To do:
The goal is an unaltered copy of the records below, minus any images.

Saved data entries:
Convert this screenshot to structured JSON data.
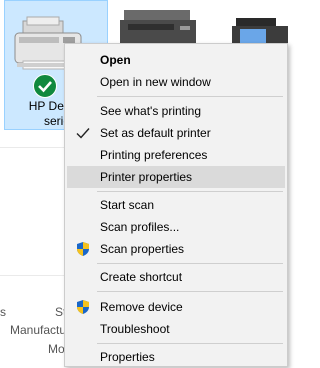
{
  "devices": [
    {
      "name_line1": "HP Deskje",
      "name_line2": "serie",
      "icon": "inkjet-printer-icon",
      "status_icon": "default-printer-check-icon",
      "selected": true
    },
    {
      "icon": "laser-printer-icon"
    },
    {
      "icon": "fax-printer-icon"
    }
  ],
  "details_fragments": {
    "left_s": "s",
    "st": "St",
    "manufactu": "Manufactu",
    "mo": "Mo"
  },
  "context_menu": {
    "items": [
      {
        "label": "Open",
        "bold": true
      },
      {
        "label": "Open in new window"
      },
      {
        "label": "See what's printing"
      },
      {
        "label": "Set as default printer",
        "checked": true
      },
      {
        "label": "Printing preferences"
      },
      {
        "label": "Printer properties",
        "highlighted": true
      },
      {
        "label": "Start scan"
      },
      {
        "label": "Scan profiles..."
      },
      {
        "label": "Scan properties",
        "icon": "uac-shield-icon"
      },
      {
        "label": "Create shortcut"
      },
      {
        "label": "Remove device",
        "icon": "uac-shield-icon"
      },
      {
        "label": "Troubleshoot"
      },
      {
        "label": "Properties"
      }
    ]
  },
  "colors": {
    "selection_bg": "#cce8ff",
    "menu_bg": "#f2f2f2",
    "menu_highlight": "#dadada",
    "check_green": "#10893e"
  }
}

Output:
Convert this screenshot to structured JSON data.
{
  "devices": [
    {
      "name_line1": "HP Deskje",
      "name_line2": "serie",
      "icon": "inkjet-printer-icon",
      "status_icon": "default-printer-check-icon",
      "selected": true
    },
    {
      "icon": "laser-printer-icon"
    },
    {
      "icon": "fax-printer-icon"
    }
  ],
  "details_fragments": {
    "left_s": "s",
    "st": "St",
    "manufactu": "Manufactu",
    "mo": "Mo"
  },
  "context_menu": {
    "items": [
      {
        "label": "Open",
        "bold": true
      },
      {
        "label": "Open in new window"
      },
      {
        "label": "See what's printing"
      },
      {
        "label": "Set as default printer",
        "checked": true
      },
      {
        "label": "Printing preferences"
      },
      {
        "label": "Printer properties",
        "highlighted": true
      },
      {
        "label": "Start scan"
      },
      {
        "label": "Scan profiles..."
      },
      {
        "label": "Scan properties",
        "icon": "uac-shield-icon"
      },
      {
        "label": "Create shortcut"
      },
      {
        "label": "Remove device",
        "icon": "uac-shield-icon"
      },
      {
        "label": "Troubleshoot"
      },
      {
        "label": "Properties"
      }
    ]
  },
  "colors": {
    "selection_bg": "#cce8ff",
    "menu_bg": "#f2f2f2",
    "menu_highlight": "#dadada",
    "check_green": "#10893e"
  }
}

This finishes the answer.